Back at the apartment, I Skyped my family to express my concern. They told me it would be ludicrous to travel as it was cold and snowing back home. Just enjoy yourself, they told me.
What if, what if, what if . . . what if I couldn`t do it?
The body does not know good stress from bad.
I packed up my transient life into my one suitcase that I brought with me: a few pieces of clothing, a couple of books, some toiletries that I had picked up from my local Coto. I asked Rodrigo to hail me a cab which took me down the street to the hostel, my new home. Despite my calm exterior, my nerves were still a little shaken: I was broke and in an existential crisis, bare necessities in tow.
The “what if” of worse possible things that could happen never happened and swiftly, a calm had settled over me. Through the incongruousness of routine (waking and sleeping at varying hours), the experience of getting to know the locals, sipping coffee while others sipped mate, learning new mulit-meal cooking techniques in order to ensure dinner over the span of a week, I discovered a patience for time.
My last two and a half months living at Kilca, the backpackers hostel, were undefinable. I had the opportunity to meet some of the most interesting and adventurous travelers, and to forget about my worries and my strife. I often reminisce of the times I spent late hours of the night into the early hours of the morning listening to people’s thoughts and stories about travel.
Because of the large interior patio, we received many motorcyclists touring the world. We also accommodated people who had decided to start mountain climbing, families that were taking a six-month excursion to show their children different cultures of the world, and dancers who wanted to find the spark of tango. All sojourners who were not lost, but looking for their treasure buried within.
Our home became the harbor to sailors venturing the vast sea. I feel fortunate that for a couple of months, we lived on the ship that never sailed.
This was the life I had chosen, to wander and wonder and learn that, at times, I may be lost, but even in the darkest hours of night, you can find a lightness.
By Brit Weaver
About the Author
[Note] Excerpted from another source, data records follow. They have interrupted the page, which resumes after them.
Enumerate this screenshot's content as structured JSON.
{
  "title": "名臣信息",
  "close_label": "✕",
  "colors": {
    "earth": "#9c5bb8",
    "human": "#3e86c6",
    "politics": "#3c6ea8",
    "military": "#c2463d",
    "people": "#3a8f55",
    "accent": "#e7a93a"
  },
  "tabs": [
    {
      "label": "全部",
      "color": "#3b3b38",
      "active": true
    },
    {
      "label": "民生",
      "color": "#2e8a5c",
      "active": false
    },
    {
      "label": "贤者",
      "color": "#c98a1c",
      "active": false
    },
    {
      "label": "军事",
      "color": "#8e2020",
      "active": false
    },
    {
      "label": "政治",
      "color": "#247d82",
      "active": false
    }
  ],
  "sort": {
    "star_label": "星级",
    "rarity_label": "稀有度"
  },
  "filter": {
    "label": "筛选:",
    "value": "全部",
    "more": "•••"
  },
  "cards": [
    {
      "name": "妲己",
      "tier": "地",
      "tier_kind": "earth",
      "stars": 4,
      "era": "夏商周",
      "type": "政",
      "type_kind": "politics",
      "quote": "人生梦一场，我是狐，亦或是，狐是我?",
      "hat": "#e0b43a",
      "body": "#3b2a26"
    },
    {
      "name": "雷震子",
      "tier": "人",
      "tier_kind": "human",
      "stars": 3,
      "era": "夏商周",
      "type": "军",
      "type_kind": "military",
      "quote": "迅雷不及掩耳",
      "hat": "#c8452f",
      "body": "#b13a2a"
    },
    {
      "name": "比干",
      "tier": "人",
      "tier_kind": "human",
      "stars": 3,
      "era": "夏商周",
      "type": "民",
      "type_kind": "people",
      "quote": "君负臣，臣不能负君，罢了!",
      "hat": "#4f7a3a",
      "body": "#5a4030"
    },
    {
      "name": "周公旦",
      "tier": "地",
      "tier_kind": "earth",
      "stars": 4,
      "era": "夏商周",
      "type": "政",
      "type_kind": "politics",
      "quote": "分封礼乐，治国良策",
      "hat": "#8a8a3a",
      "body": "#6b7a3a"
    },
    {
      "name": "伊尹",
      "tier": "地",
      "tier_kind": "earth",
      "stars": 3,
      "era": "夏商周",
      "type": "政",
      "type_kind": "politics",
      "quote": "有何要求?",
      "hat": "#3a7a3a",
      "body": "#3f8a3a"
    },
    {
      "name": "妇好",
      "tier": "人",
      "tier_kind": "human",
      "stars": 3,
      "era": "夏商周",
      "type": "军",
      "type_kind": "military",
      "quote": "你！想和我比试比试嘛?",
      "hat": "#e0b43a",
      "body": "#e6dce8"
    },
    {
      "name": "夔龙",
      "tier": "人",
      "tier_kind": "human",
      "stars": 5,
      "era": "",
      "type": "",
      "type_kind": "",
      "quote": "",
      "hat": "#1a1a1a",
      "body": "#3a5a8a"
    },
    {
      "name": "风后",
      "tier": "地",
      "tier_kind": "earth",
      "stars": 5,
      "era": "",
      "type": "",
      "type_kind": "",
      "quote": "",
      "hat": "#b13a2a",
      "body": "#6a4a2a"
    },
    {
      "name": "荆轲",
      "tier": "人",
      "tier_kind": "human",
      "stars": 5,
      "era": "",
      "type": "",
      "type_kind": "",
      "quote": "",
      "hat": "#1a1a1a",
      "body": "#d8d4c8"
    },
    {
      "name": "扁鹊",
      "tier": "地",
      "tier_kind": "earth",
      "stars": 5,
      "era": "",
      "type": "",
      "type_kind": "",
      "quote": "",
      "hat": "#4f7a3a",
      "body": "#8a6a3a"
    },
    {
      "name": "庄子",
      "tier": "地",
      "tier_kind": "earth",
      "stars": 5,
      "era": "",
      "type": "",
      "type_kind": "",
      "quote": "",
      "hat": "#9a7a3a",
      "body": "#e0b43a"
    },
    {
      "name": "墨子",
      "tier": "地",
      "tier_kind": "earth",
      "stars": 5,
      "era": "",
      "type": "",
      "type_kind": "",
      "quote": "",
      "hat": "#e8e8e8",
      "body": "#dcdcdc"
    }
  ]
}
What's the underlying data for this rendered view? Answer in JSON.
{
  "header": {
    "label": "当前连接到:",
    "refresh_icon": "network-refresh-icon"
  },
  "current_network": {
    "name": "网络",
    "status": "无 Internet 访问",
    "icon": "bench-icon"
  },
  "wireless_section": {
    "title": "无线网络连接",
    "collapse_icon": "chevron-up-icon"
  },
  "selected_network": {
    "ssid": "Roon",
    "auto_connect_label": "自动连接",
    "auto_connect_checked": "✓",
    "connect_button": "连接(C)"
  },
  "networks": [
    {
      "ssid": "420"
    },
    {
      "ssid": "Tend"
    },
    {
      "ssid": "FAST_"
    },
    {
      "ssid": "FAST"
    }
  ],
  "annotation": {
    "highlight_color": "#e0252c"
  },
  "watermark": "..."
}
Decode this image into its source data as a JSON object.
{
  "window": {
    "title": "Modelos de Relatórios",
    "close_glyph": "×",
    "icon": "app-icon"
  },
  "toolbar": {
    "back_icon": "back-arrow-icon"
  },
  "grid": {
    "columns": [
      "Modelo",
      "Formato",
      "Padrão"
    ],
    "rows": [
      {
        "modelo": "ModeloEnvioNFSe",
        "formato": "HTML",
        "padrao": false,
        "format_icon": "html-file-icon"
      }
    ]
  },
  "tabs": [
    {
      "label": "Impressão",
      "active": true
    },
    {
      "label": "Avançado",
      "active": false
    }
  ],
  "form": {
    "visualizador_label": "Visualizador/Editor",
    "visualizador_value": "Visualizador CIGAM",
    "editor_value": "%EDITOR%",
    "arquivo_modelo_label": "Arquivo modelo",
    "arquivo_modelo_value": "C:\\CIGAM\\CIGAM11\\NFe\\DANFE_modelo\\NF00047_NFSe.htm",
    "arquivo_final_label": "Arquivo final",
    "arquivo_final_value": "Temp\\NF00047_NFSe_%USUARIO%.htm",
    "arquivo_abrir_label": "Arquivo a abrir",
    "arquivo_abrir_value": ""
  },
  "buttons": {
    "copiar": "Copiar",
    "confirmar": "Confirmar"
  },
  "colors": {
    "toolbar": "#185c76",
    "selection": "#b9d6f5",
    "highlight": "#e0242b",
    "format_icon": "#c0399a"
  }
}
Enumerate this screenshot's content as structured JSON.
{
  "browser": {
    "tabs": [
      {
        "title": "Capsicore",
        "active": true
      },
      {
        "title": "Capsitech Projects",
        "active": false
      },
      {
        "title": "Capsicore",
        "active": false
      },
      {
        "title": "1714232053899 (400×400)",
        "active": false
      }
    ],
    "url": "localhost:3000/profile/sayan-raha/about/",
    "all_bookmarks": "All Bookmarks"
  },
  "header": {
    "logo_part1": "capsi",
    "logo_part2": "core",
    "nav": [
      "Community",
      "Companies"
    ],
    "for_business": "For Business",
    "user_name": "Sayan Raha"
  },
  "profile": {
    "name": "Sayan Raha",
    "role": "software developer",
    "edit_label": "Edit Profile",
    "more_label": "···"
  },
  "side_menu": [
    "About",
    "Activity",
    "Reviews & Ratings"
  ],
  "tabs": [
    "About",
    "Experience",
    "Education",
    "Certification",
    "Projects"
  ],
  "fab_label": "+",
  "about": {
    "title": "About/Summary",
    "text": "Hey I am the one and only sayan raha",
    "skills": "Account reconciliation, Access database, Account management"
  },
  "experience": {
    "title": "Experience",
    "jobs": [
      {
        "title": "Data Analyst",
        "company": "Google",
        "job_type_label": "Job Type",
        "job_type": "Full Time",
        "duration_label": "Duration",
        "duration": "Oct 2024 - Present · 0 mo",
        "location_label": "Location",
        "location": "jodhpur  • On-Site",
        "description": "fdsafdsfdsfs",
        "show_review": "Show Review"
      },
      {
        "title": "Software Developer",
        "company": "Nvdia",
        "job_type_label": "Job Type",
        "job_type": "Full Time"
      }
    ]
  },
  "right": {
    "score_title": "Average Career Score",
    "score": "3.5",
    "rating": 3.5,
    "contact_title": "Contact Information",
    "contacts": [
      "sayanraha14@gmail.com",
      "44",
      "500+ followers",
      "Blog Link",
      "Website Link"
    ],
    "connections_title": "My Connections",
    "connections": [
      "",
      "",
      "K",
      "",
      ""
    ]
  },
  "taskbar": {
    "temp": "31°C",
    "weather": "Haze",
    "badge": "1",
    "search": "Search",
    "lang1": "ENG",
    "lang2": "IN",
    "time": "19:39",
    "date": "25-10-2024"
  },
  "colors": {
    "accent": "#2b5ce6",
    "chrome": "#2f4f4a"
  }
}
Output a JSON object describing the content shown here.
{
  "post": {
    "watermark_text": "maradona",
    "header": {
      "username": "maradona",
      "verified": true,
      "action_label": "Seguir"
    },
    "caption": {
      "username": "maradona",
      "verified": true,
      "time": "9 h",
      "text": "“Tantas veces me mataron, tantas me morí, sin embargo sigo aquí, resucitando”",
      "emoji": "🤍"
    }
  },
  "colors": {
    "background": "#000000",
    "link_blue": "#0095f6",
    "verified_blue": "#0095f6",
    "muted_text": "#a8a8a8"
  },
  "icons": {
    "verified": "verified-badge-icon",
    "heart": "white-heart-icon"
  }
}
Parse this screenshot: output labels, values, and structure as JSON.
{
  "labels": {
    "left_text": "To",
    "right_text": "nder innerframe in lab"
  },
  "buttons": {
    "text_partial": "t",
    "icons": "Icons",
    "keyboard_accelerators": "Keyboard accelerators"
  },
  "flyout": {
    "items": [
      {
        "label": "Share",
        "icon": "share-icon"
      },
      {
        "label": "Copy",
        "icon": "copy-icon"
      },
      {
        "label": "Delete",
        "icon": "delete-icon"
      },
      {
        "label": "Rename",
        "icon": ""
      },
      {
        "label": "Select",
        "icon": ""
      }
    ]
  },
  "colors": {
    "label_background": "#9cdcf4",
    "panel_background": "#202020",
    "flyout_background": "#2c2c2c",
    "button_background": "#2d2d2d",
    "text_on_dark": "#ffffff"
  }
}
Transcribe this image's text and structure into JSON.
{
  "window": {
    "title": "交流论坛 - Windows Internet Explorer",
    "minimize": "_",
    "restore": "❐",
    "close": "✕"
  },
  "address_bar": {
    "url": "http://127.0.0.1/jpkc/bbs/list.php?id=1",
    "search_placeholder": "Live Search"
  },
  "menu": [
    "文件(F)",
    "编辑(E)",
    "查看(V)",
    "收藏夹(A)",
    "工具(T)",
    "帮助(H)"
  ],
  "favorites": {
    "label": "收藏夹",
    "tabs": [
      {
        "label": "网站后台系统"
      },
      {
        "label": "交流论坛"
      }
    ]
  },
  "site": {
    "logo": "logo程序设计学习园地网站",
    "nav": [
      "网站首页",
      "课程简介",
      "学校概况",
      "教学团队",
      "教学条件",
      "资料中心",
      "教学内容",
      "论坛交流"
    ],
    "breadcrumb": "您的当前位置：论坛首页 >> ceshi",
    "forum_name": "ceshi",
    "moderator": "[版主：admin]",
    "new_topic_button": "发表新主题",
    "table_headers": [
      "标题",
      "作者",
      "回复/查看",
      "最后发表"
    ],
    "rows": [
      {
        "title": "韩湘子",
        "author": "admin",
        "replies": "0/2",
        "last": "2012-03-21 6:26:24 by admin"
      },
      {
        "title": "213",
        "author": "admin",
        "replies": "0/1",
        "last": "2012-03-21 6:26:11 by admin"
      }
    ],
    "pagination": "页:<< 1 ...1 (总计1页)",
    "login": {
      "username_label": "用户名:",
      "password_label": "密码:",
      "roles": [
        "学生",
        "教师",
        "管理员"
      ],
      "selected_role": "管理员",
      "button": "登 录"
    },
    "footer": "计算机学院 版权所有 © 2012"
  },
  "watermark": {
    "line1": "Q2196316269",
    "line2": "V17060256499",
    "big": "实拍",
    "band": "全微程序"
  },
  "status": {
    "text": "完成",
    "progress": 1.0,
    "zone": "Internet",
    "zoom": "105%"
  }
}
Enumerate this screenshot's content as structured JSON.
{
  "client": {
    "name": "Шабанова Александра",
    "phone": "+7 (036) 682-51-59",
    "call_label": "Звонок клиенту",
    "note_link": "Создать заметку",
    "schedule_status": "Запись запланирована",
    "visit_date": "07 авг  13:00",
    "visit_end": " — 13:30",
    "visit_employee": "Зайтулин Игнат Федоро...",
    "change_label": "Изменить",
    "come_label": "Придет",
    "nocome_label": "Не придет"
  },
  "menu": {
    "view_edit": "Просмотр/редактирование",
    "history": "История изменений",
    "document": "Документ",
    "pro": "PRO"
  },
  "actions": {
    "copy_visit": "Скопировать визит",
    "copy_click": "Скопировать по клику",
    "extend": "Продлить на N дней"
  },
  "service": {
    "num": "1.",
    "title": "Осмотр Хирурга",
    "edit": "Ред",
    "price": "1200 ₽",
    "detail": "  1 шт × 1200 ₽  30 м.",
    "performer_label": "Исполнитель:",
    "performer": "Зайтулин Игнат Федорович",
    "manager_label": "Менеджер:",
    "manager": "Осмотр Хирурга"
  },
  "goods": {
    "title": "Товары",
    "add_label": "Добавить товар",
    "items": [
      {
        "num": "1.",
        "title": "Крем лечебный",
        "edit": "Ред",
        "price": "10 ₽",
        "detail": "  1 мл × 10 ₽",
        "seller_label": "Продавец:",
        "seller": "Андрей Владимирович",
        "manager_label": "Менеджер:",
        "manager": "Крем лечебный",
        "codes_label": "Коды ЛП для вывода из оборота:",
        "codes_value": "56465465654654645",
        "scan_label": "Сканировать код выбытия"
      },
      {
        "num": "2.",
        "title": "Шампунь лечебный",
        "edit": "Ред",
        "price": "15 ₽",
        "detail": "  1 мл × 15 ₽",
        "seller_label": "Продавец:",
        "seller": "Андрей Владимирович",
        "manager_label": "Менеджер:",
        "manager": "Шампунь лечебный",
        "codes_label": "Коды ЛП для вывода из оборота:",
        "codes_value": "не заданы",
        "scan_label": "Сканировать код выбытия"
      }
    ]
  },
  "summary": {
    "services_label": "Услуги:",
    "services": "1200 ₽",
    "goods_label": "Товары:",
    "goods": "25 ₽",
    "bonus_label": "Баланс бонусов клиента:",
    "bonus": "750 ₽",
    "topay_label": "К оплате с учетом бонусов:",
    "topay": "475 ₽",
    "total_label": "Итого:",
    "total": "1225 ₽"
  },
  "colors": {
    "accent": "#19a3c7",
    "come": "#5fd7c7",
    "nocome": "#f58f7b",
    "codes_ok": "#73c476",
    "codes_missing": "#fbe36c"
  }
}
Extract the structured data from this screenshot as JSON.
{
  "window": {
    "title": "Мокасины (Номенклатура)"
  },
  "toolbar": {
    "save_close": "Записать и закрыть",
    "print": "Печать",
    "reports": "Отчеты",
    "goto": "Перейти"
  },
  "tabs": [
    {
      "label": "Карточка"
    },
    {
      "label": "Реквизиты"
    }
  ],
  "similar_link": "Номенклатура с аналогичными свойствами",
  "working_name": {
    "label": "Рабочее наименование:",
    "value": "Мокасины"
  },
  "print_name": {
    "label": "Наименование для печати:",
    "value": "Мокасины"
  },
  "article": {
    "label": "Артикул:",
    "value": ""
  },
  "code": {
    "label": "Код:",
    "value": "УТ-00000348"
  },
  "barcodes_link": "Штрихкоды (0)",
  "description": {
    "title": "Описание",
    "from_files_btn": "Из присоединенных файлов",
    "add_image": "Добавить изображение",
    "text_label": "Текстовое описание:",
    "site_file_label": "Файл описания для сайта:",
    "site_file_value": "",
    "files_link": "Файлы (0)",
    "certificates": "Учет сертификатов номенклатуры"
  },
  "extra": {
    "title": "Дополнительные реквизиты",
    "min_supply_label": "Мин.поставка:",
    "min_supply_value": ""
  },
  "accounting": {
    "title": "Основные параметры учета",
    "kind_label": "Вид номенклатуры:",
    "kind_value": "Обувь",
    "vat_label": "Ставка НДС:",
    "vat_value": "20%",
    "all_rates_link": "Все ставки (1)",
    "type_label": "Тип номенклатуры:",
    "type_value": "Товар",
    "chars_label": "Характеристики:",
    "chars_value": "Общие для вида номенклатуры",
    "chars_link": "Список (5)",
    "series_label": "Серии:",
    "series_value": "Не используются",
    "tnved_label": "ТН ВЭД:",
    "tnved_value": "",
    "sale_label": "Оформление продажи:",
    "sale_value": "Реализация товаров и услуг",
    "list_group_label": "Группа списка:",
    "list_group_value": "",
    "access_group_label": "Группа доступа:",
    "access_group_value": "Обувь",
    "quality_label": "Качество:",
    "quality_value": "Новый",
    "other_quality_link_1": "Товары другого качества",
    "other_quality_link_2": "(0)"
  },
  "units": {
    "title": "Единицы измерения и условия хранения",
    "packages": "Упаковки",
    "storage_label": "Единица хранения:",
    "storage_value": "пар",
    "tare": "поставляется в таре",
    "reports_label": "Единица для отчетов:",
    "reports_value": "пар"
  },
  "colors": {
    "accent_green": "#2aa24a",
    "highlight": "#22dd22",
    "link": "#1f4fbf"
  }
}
Toronto born and based, Brit is an avid leisurely cyclist, coffee drinker and under-a-tree park-ist. She often finds herself meandering foreign cities looking for street eats to nibble, trees to climb, a patch of grass to sit on, or a small bookstore to sift through. You can find her musing life on her personal blog TheBubblesAreDead.wordpress.com.